Microsoft has announced its Bing search site now supports Google's AMP webpages. This has been a slow burn adoption considering Microsoft joined the open-source development back in 2016. The company has been offering AMP on its mobile Bing app for some time, and is now moving it to desktop.
Accelerated Mobile Pages (AMP) are a Google-led project for creating webpages that are faster and more responsive. Reducing loading times through caching techniques is the main benefit of AMP. In terms of Microsoft, the company will now integrate support directly into Bing on the web.
Users will now see a lightning icon at the top of websites that already support AMP. Pages that do support the project will now load faster than websites that do not. Another benefit is quicker performance on slow network connections.
Microsoft explains that the access is limited to the United States for the time being:
“On Monday, the 17th we started the first phase of the global roll out of this AMP viewer and AMP carrousel in the United States for the news carrousel. We will continue the phased roll out to more web sites, more countries and regions and other links in the search results pages.”
So, global users will have to wait, but that's now standard for Bing features. The search engine still has a foothold market share in the U.S., but not in other markets. It stands to reason Microsoft focuses on its core market first.
As mentioned, Microsoft joined the Accelerated Mobile Pages push back in 2016. That was an integration on Bing for Android and iOS. AMP is integrated primarily in the search function of both iOS and Android. As results are loading, the Bing App checks if each article has an AMP page.
Now on the web, AMP is available as a viewer and Cache in Bing. Microsoft says users need to give Bingbot permissions to enable AMP content:

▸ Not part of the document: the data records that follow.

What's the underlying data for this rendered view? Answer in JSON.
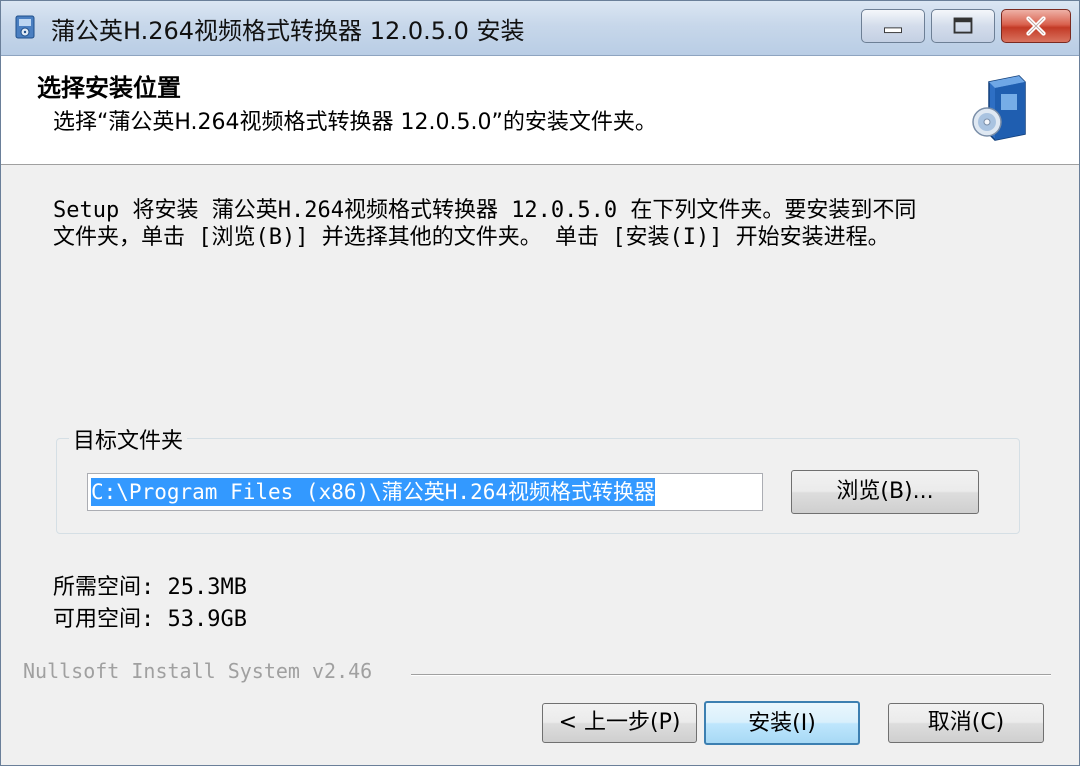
{
  "window": {
    "title": "蒲公英H.264视频格式转换器 12.0.5.0 安装"
  },
  "header": {
    "title": "选择安装位置",
    "subtitle": "选择“蒲公英H.264视频格式转换器 12.0.5.0”的安装文件夹。"
  },
  "body": {
    "intro_line1": "Setup 将安装 蒲公英H.264视频格式转换器 12.0.5.0 在下列文件夹。要安装到不同",
    "intro_line2": "文件夹，单击 [浏览(B)] 并选择其他的文件夹。 单击 [安装(I)] 开始安装进程。"
  },
  "destination": {
    "group_label": "目标文件夹",
    "path_value": "C:\\Program Files (x86)\\蒲公英H.264视频格式转换器",
    "browse_label": "浏览(B)..."
  },
  "space": {
    "required_text": "所需空间: 25.3MB",
    "available_text": "可用空间: 53.9GB"
  },
  "footer": {
    "branding": "Nullsoft Install System v2.46",
    "back_label": "< 上一步(P)",
    "install_label": "安装(I)",
    "cancel_label": "取消(C)"
  },
  "icons": {
    "app": "installer-app-icon",
    "header": "software-box-icon",
    "minimize": "minimize-icon",
    "maximize": "maximize-icon",
    "close": "close-icon"
  },
  "colors": {
    "selection": "#3399ff",
    "default_button_border": "#3c7fb1",
    "close_button": "#c33a26"
  }
}
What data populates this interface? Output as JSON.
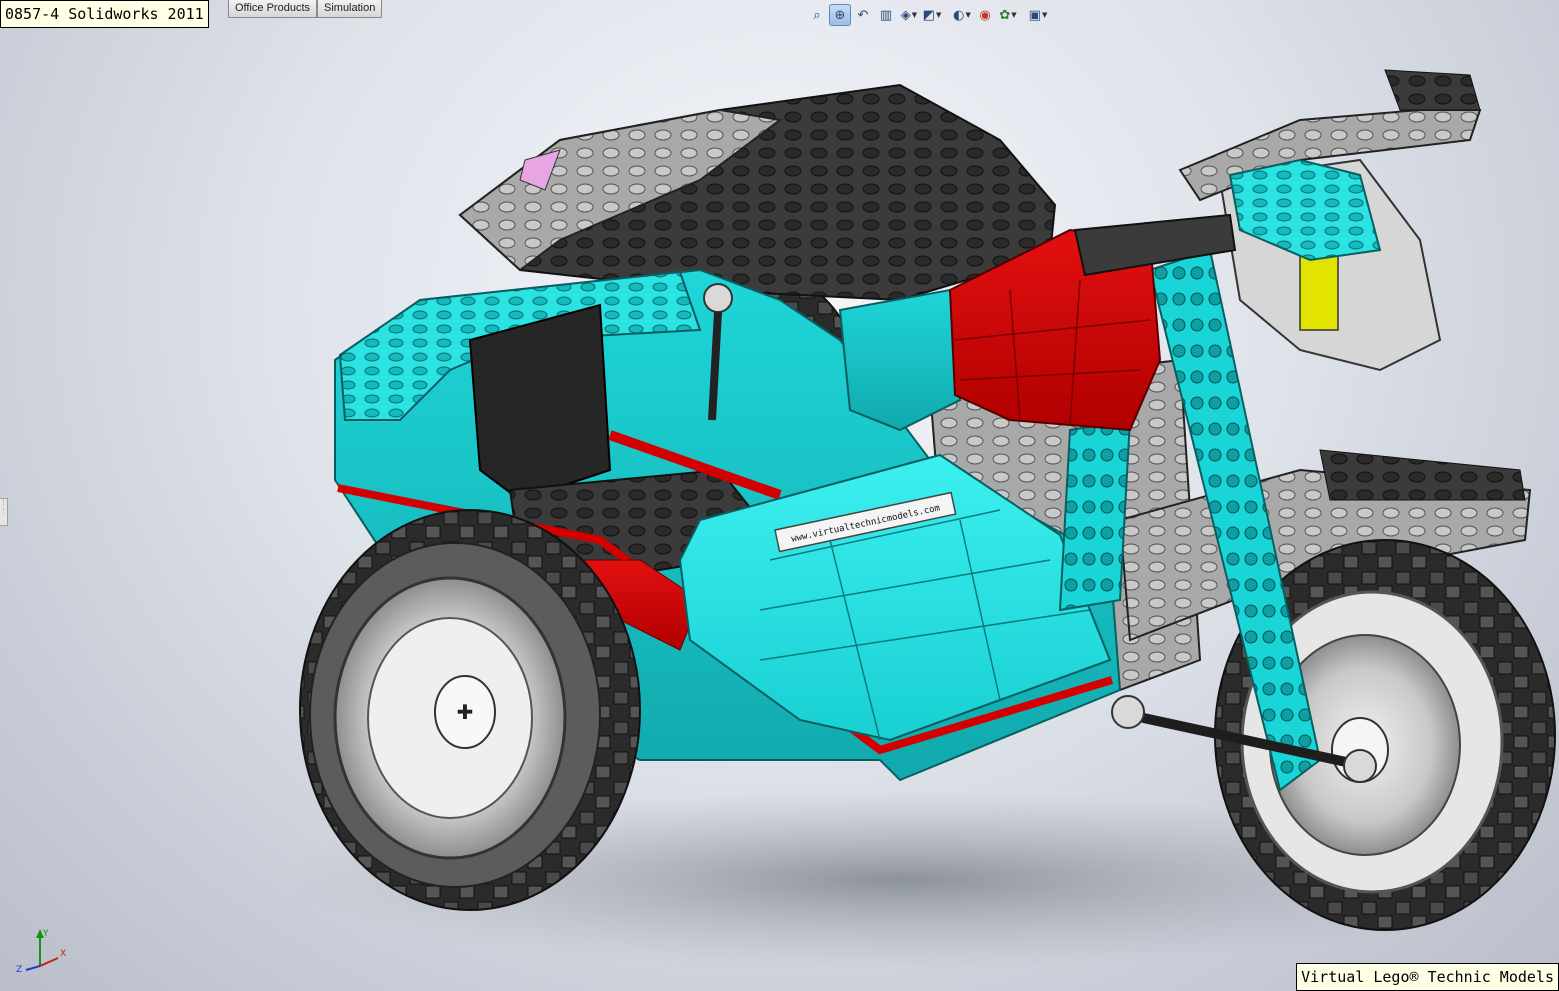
{
  "window": {
    "title": "0857-4 Solidworks 2011"
  },
  "command_manager": {
    "tabs": [
      {
        "label": "Office Products"
      },
      {
        "label": "Simulation"
      }
    ]
  },
  "heads_up_toolbar": {
    "buttons": [
      {
        "icon": "zoom-to-fit-icon",
        "glyph": "⌕",
        "active": false
      },
      {
        "icon": "zoom-to-area-icon",
        "glyph": "⊕",
        "active": true
      },
      {
        "icon": "previous-view-icon",
        "glyph": "↶",
        "active": false
      },
      {
        "icon": "section-view-icon",
        "glyph": "▥",
        "active": false
      },
      {
        "icon": "view-orientation-icon",
        "glyph": "◈",
        "active": false
      },
      {
        "icon": "display-style-icon",
        "glyph": "◩",
        "active": false
      },
      {
        "icon": "hide-show-items-icon",
        "glyph": "◐",
        "active": false
      },
      {
        "icon": "edit-appearance-icon",
        "glyph": "◉",
        "active": false
      },
      {
        "icon": "apply-scene-icon",
        "glyph": "✿",
        "active": false
      },
      {
        "icon": "view-settings-icon",
        "glyph": "▣",
        "active": false
      }
    ]
  },
  "triad": {
    "axes": [
      {
        "label": "Y"
      },
      {
        "label": "Z"
      },
      {
        "label": "X"
      }
    ]
  },
  "watermark": {
    "text": "Virtual Lego® Technic Models"
  },
  "sidecar_decal": {
    "text": "www.virtualtechnicmodels.com"
  },
  "colors": {
    "teal": "#1ee0e0",
    "teal_dark": "#12b5b8",
    "red": "#d40000",
    "dark_grey": "#3a3a3a",
    "light_grey": "#b9b9b9",
    "tire": "#2a2a2a",
    "yellow": "#e6e600"
  }
}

“In order to enable your AMP published content within Bing, you need to allow the Bingbot (our crawler) to fetch AMP content and allow cross-origin resource sharing (CORS) for bing-amp.com domain.”